_Material for this task_
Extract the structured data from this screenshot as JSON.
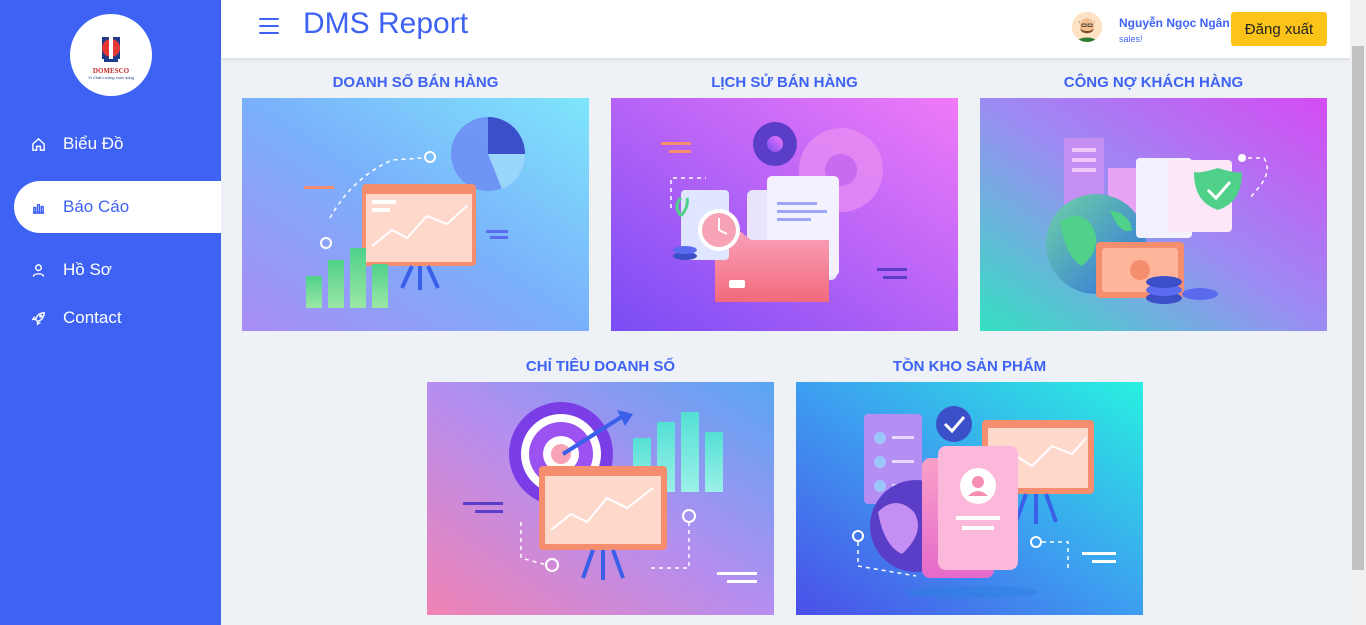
{
  "app": {
    "logo_brand": "DOMESCO",
    "logo_slogan": "Vì Chất Lượng cuộc sống"
  },
  "header": {
    "title": "DMS Report",
    "user_name": "Nguyễn Ngọc Ngân",
    "user_role": "sales!",
    "logout_label": "Đăng xuất"
  },
  "sidebar": {
    "items": [
      {
        "label": "Biểu Đồ",
        "icon": "home-icon"
      },
      {
        "label": "Báo Cáo",
        "icon": "bar-chart-icon",
        "active": true
      },
      {
        "label": "Hồ Sơ",
        "icon": "user-icon"
      },
      {
        "label": "Contact",
        "icon": "rocket-icon"
      }
    ]
  },
  "reports": [
    {
      "title": "DOANH SỐ BÁN HÀNG"
    },
    {
      "title": "LỊCH SỬ BÁN HÀNG"
    },
    {
      "title": "CÔNG NỢ KHÁCH HÀNG"
    },
    {
      "title": "CHỈ TIÊU DOANH SỐ"
    },
    {
      "title": "TỒN KHO SẢN PHẨM"
    }
  ],
  "colors": {
    "primary": "#3e63f4",
    "logout_button": "#fcc419"
  }
}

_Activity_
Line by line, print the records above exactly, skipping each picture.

_Task answer_
Extract the structured data from this screenshot as JSON.
{
  "app": {
    "logo_brand": "DOMESCO",
    "logo_slogan": "Vì Chất Lượng cuộc sống"
  },
  "header": {
    "title": "DMS Report",
    "user_name": "Nguyễn Ngọc Ngân",
    "user_role": "sales!",
    "logout_label": "Đăng xuất"
  },
  "sidebar": {
    "items": [
      {
        "label": "Biểu Đồ",
        "icon": "home-icon"
      },
      {
        "label": "Báo Cáo",
        "icon": "bar-chart-icon",
        "active": true
      },
      {
        "label": "Hồ Sơ",
        "icon": "user-icon"
      },
      {
        "label": "Contact",
        "icon": "rocket-icon"
      }
    ]
  },
  "reports": [
    {
      "title": "DOANH SỐ BÁN HÀNG"
    },
    {
      "title": "LỊCH SỬ BÁN HÀNG"
    },
    {
      "title": "CÔNG NỢ KHÁCH HÀNG"
    },
    {
      "title": "CHỈ TIÊU DOANH SỐ"
    },
    {
      "title": "TỒN KHO SẢN PHẨM"
    }
  ],
  "colors": {
    "primary": "#3e63f4",
    "logout_button": "#fcc419"
  }
}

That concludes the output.